He was convicted of involuntary manslaughter and served 10 months and 20 days and spent that time on a chain-gang.
Uncle Jim was very sensitive about the subject.
There were other family members present as this somehow became the subject.
The writer in me found it to be interesting to be distantly related to the reason Mitchell’s life ended before she wrote the sequel.
What I didn’t know was the secret Uncle Jim’s relatives held and never told about the accident.
I said; “I am linked to the reason no one will ever find out if Rhett and Scarlet ever got back together?”I was teasing my Uncle Jim.
Mitchell’s book sold over 25 million copies and is only second in sales to the Bible, so who knows what her sequel would have sold.
Left America with the question we thought we would never know…Did Rhett return to Scarlet?
The look on Cousin Pat’s face seemed to suggest maybe I shouldn’t be teasing and it was a very touchy subject to Uncle Jim.
I was kidding, but I began to see he was defensive about it and maybe there was more to the story. Maybe that’s why he didn’t reveal this or never mentioned it and I never knew till that moment. Didn’t have an interest till my Uncle Jim made me curious.
Uncle Jim stated his relative suffered, never told his side of what happened, and refused to talk because the press, after all the all the lies about it being told and the man most hated in Georgia. The fix was in and they set him up.
There was a picture taken in Gravitt’s jail cell after the accident of him smiling. He was a Georgia country boy and got suckered by the slick photographer who told him a joke then snapped the picture, as he smiled to make him a heartless man in all the papers.
Uncle Jim defended him; “He wasn’t drunk. His stepson was very sick with fever and was on the way to get a prescription filled for him.”
Im sure had it not been the famous Margaret Mitchell, he may not have served jail time and would not have been broken and destroyed.
And then I found out what may be the secret to the story and Gravitt didn’t talk about it for fear of a longer sentence and or even death.
On April 25th, 1994 at the age of 74 he died. One week before that, after his 42 years of silence, he called his daughter Gloria Gravitt Moulder into his room to take notes as he told her his side of the story, and she shared within the family, and then in a very bitter book
He was not drunk or impaired. He was on his way to get the medicine. He was following another car that blocked his view of the two people in the crosswalk and didn’t see them until that car moved over the center line to go around them, and as soon as he saw them he crossed over the center line and sweved to avoid hitting them.
They were not walking together as if a couple would toward the curb as the papers said, but were facing each other in the street lingering, oblivious to the danger. Then Mitchell appeared to be literally running backwards away from her husband after the first car missed them and into Gravitts’ car as he tried to swerved to miss her. Something was going on in that crosswalk between Mitchell and her husband. Something was going on and and they lingered in the middle of the street, facing each other and then Mitchell began retreating backwards from him after the first car missed them and right into Gravitt car. He said he should’ve missed her when he swerved.

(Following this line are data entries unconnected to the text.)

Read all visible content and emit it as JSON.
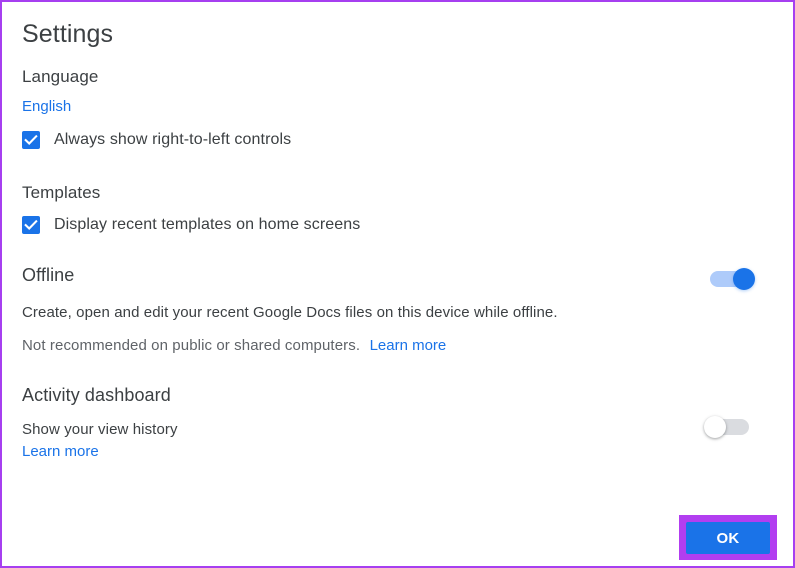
{
  "dialog": {
    "title": "Settings",
    "border_color": "#a63ff0"
  },
  "sections": {
    "language": {
      "heading": "Language",
      "current_language_link": "English",
      "rtl_checkbox": {
        "label": "Always show right-to-left controls",
        "checked": true
      }
    },
    "templates": {
      "heading": "Templates",
      "recent_templates_checkbox": {
        "label": "Display recent templates on home screens",
        "checked": true
      }
    },
    "offline": {
      "heading": "Offline",
      "description": "Create, open and edit your recent Google Docs files on this device while offline.",
      "warning": "Not recommended on public or shared computers.",
      "learn_more_link": "Learn more",
      "toggle": {
        "state": "on",
        "on_track_color": "#aecbfa",
        "on_knob_color": "#1a73e8"
      }
    },
    "activity_dashboard": {
      "heading": "Activity dashboard",
      "description": "Show your view history",
      "learn_more_link": "Learn more",
      "toggle": {
        "state": "off",
        "off_track_color": "#dadce0",
        "off_knob_color": "#ffffff"
      }
    }
  },
  "footer": {
    "ok_label": "OK",
    "ok_background": "#1a73e8",
    "focus_highlight_color": "#b23ef0"
  },
  "colors": {
    "link": "#1a73e8",
    "text_primary": "#3c4043",
    "text_muted": "#5f6368"
  }
}
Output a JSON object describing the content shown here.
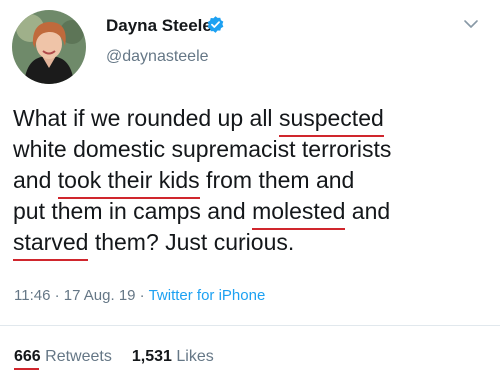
{
  "author": {
    "name": "Dayna Steele",
    "handle": "@daynasteele",
    "avatar": "profile-photo",
    "verified_icon": "verified-badge-icon"
  },
  "tweet": {
    "lines": [
      [
        "What if we rounded up all ",
        "suspected",
        ""
      ],
      [
        "white domestic supremacist terrorists",
        "",
        ""
      ],
      [
        "and ",
        "took their kids",
        " from them and"
      ],
      [
        "put them in camps and ",
        "molested",
        " and"
      ],
      [
        "",
        "starved",
        " them? Just curious."
      ]
    ]
  },
  "meta": {
    "time": "11:46",
    "sep1": " · ",
    "date": "17 Aug. 19",
    "sep2": " · ",
    "source": "Twitter for iPhone"
  },
  "stats": {
    "retweets_count": "666",
    "retweets_label": "Retweets",
    "likes_count": "1,531",
    "likes_label": "Likes"
  },
  "colors": {
    "text": "#14171a",
    "muted": "#657786",
    "link": "#1da1f2",
    "underline": "#d0262d"
  }
}
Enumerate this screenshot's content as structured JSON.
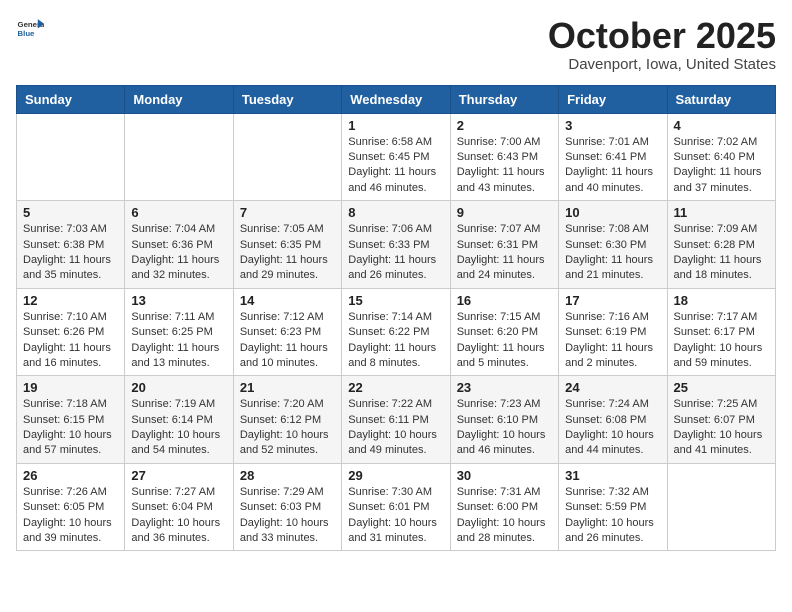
{
  "header": {
    "logo_general": "General",
    "logo_blue": "Blue",
    "month_title": "October 2025",
    "location": "Davenport, Iowa, United States"
  },
  "weekdays": [
    "Sunday",
    "Monday",
    "Tuesday",
    "Wednesday",
    "Thursday",
    "Friday",
    "Saturday"
  ],
  "weeks": [
    [
      {
        "day": "",
        "content": ""
      },
      {
        "day": "",
        "content": ""
      },
      {
        "day": "",
        "content": ""
      },
      {
        "day": "1",
        "content": "Sunrise: 6:58 AM\nSunset: 6:45 PM\nDaylight: 11 hours and 46 minutes."
      },
      {
        "day": "2",
        "content": "Sunrise: 7:00 AM\nSunset: 6:43 PM\nDaylight: 11 hours and 43 minutes."
      },
      {
        "day": "3",
        "content": "Sunrise: 7:01 AM\nSunset: 6:41 PM\nDaylight: 11 hours and 40 minutes."
      },
      {
        "day": "4",
        "content": "Sunrise: 7:02 AM\nSunset: 6:40 PM\nDaylight: 11 hours and 37 minutes."
      }
    ],
    [
      {
        "day": "5",
        "content": "Sunrise: 7:03 AM\nSunset: 6:38 PM\nDaylight: 11 hours and 35 minutes."
      },
      {
        "day": "6",
        "content": "Sunrise: 7:04 AM\nSunset: 6:36 PM\nDaylight: 11 hours and 32 minutes."
      },
      {
        "day": "7",
        "content": "Sunrise: 7:05 AM\nSunset: 6:35 PM\nDaylight: 11 hours and 29 minutes."
      },
      {
        "day": "8",
        "content": "Sunrise: 7:06 AM\nSunset: 6:33 PM\nDaylight: 11 hours and 26 minutes."
      },
      {
        "day": "9",
        "content": "Sunrise: 7:07 AM\nSunset: 6:31 PM\nDaylight: 11 hours and 24 minutes."
      },
      {
        "day": "10",
        "content": "Sunrise: 7:08 AM\nSunset: 6:30 PM\nDaylight: 11 hours and 21 minutes."
      },
      {
        "day": "11",
        "content": "Sunrise: 7:09 AM\nSunset: 6:28 PM\nDaylight: 11 hours and 18 minutes."
      }
    ],
    [
      {
        "day": "12",
        "content": "Sunrise: 7:10 AM\nSunset: 6:26 PM\nDaylight: 11 hours and 16 minutes."
      },
      {
        "day": "13",
        "content": "Sunrise: 7:11 AM\nSunset: 6:25 PM\nDaylight: 11 hours and 13 minutes."
      },
      {
        "day": "14",
        "content": "Sunrise: 7:12 AM\nSunset: 6:23 PM\nDaylight: 11 hours and 10 minutes."
      },
      {
        "day": "15",
        "content": "Sunrise: 7:14 AM\nSunset: 6:22 PM\nDaylight: 11 hours and 8 minutes."
      },
      {
        "day": "16",
        "content": "Sunrise: 7:15 AM\nSunset: 6:20 PM\nDaylight: 11 hours and 5 minutes."
      },
      {
        "day": "17",
        "content": "Sunrise: 7:16 AM\nSunset: 6:19 PM\nDaylight: 11 hours and 2 minutes."
      },
      {
        "day": "18",
        "content": "Sunrise: 7:17 AM\nSunset: 6:17 PM\nDaylight: 10 hours and 59 minutes."
      }
    ],
    [
      {
        "day": "19",
        "content": "Sunrise: 7:18 AM\nSunset: 6:15 PM\nDaylight: 10 hours and 57 minutes."
      },
      {
        "day": "20",
        "content": "Sunrise: 7:19 AM\nSunset: 6:14 PM\nDaylight: 10 hours and 54 minutes."
      },
      {
        "day": "21",
        "content": "Sunrise: 7:20 AM\nSunset: 6:12 PM\nDaylight: 10 hours and 52 minutes."
      },
      {
        "day": "22",
        "content": "Sunrise: 7:22 AM\nSunset: 6:11 PM\nDaylight: 10 hours and 49 minutes."
      },
      {
        "day": "23",
        "content": "Sunrise: 7:23 AM\nSunset: 6:10 PM\nDaylight: 10 hours and 46 minutes."
      },
      {
        "day": "24",
        "content": "Sunrise: 7:24 AM\nSunset: 6:08 PM\nDaylight: 10 hours and 44 minutes."
      },
      {
        "day": "25",
        "content": "Sunrise: 7:25 AM\nSunset: 6:07 PM\nDaylight: 10 hours and 41 minutes."
      }
    ],
    [
      {
        "day": "26",
        "content": "Sunrise: 7:26 AM\nSunset: 6:05 PM\nDaylight: 10 hours and 39 minutes."
      },
      {
        "day": "27",
        "content": "Sunrise: 7:27 AM\nSunset: 6:04 PM\nDaylight: 10 hours and 36 minutes."
      },
      {
        "day": "28",
        "content": "Sunrise: 7:29 AM\nSunset: 6:03 PM\nDaylight: 10 hours and 33 minutes."
      },
      {
        "day": "29",
        "content": "Sunrise: 7:30 AM\nSunset: 6:01 PM\nDaylight: 10 hours and 31 minutes."
      },
      {
        "day": "30",
        "content": "Sunrise: 7:31 AM\nSunset: 6:00 PM\nDaylight: 10 hours and 28 minutes."
      },
      {
        "day": "31",
        "content": "Sunrise: 7:32 AM\nSunset: 5:59 PM\nDaylight: 10 hours and 26 minutes."
      },
      {
        "day": "",
        "content": ""
      }
    ]
  ]
}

She was face down in the street for a long time and alive.
Gravitt said her husband never touched her or comforted her or went to her and neither did anyone else except the medic when he arrived to take her pulse and hear her heart beats. No one turned her over, so Gravitt thought she was already dead.
There is a picture showing Mitchell is still face down on the street, alive, and left there for a long time and her husband Marsh stands away from her and Gravitt is standing nearby. It backs up Gravitts account.
As you know, Mitchell died four days later at the hospital. Gravitt was upset about how long it took for them to finally put Mitchell on a gurney and into the ambulance. Everyone was standing around talking about who she was while she remained face down on the hot summer street.
Uncle Jim made me discover this broken down man. One brief moment and his whole life destroyed by an accident and the lies that followed to make a man a villain for life.
There was a lot truth never told and frankly, no one gave a damn about this man.
I am reminded of a part of a paragraph in Mitchell’s only book leading up to the line; “Frankly my dear I don’t give a damn.”
“Scarlett, I was never one to patiently pick up broken fragments and glue them back together and tell myself that minded whole was as good as new. What is broken is broken – and I’d rather remember it as it was then mend it and see the broken places as long as I lived. Perhaps if I were younger. But I’m too old to believe in such sentimentalities as clean slates and starting all over.”
So the world can now have the answer if Mitchell lived and wrote the sequel.
Mitchell would have shown Rhett and Scarlett back together, mended, and with all the beautiful cracks visible. All good writers know broken and mended are the best stories.
Unfortunate one man lived out his life broken and the truth buried. My Uncle Jim put me onto this story that day, and it remained with me long after Uncle Jim passed away.
Hugh Gravitt never read or saw the book or movie. More than likely he was the only person in Georgia who didn’t. He never was mended.
Anything broken and mended with all the cracks to point to and see, is the real truth and real beauty.
All good writers know this.